Photo submitted by Lee University Lee student Erin Williamson draws the surface of an excavation square at Fort Armistead.
Six students from Lee University participated in a summer archaeology field school at the site of Fort Armistead, a Cherokee removal fort in Cherokee National Forest near Coker Creek, Tenn.
Anthropology majors Todd Basescu, Cassidy Gallup, Brooke Orist, Pradip Subedi, Jill Veenstra and Erin Williamson took part in the archaeological survey and excavation. Students Tyler Fox and Ward Jones also volunteered time at the site.
For four years, forest archaeologist Quentin Bass and Professor of Anthropology Richard R. Jones have conducted archaeology field schools for Lee students.

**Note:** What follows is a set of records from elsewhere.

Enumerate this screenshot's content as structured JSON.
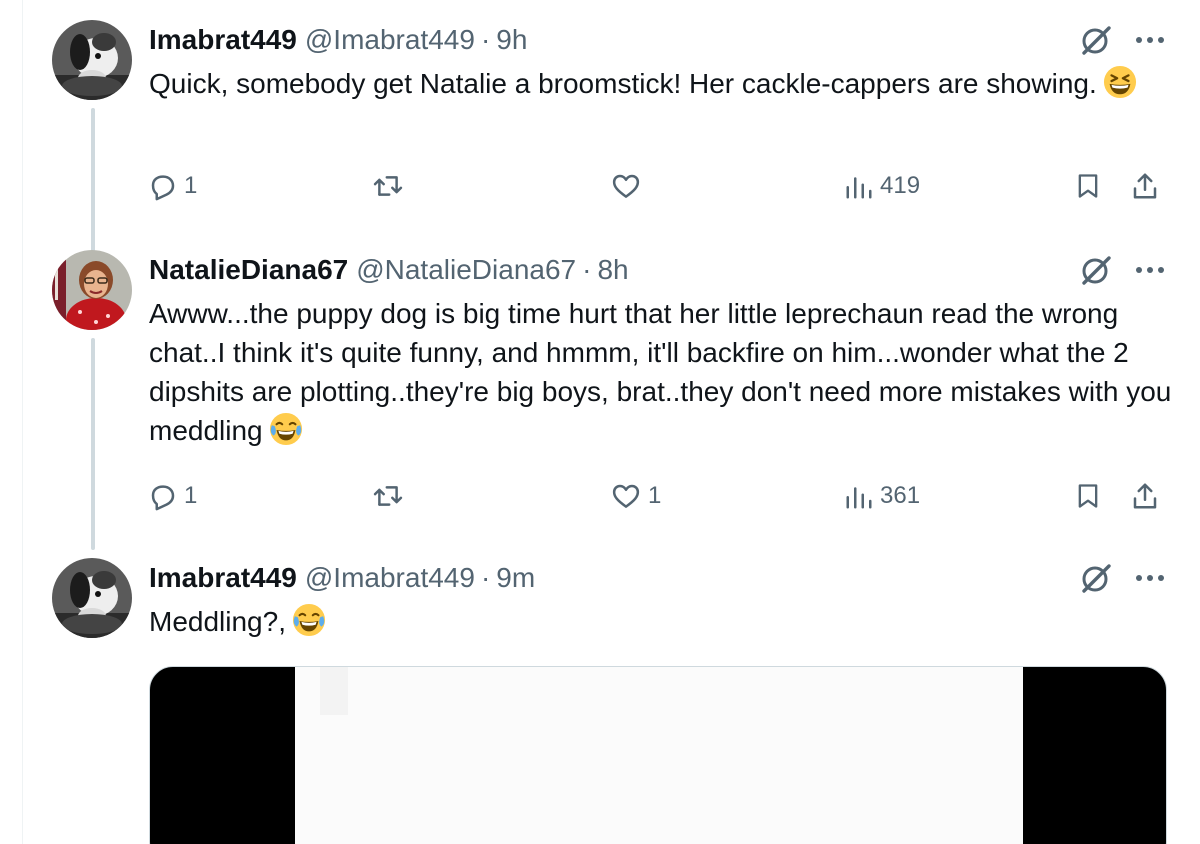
{
  "tweets": [
    {
      "name": "Imabrat449",
      "handle": "@Imabrat449",
      "separator": "·",
      "time": "9h",
      "text": "Quick, somebody get Natalie a broomstick! Her cackle-cappers are showing.",
      "emoji": "grinning-squinting-face",
      "replies": "1",
      "reposts": "",
      "likes": "",
      "views": "419"
    },
    {
      "name": "NatalieDiana67",
      "handle": "@NatalieDiana67",
      "separator": "·",
      "time": "8h",
      "text": "Awww...the puppy dog is big time hurt that her little leprechaun read the wrong chat..I think it's quite funny, and hmmm, it'll backfire on him...wonder what the 2 dipshits are plotting..they're big boys, brat..they don't need more mistakes with you meddling",
      "emoji": "face-with-tears-of-joy",
      "replies": "1",
      "reposts": "",
      "likes": "1",
      "views": "361"
    },
    {
      "name": "Imabrat449",
      "handle": "@Imabrat449",
      "separator": "·",
      "time": "9m",
      "text": "Meddling?,",
      "emoji": "face-with-tears-of-joy"
    }
  ],
  "icons": [
    "grok-icon",
    "more-icon",
    "reply-icon",
    "repost-icon",
    "like-icon",
    "views-icon",
    "bookmark-icon",
    "share-icon"
  ],
  "colors": {
    "text": "#0f1419",
    "secondary": "#536471",
    "thread_line": "#cfd9de",
    "border": "#eff3f4"
  }
}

“Fort Armistead is a significant archaeological site by virtue of its being part of the Cherokee removal program of the early 19th century that sent the Cherokee on the Trail of Tears,” Jones said.
“This is the only Cherokee removal fort of which anything is left,” said Bass. “All the others are gone, and this one is in pristine condition—archaeologically speaking. It is a national treasure.”

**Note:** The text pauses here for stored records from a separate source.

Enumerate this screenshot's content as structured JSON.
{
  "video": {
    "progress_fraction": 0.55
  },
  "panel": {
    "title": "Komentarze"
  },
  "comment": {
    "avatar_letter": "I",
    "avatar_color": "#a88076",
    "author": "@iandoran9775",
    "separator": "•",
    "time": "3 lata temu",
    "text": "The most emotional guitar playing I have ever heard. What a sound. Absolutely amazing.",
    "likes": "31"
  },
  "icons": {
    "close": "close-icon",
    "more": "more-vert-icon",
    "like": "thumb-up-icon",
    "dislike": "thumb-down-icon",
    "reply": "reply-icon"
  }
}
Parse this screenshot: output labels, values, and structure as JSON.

Students dug squares, surveyed, kept records, and screened the soil for artifacts. For two weeks, students worked in near 100-degree temperatures and high humidity.
Interesting artifacts recovered from the site included clay pipes, animal bones, nails, and a refuse pit.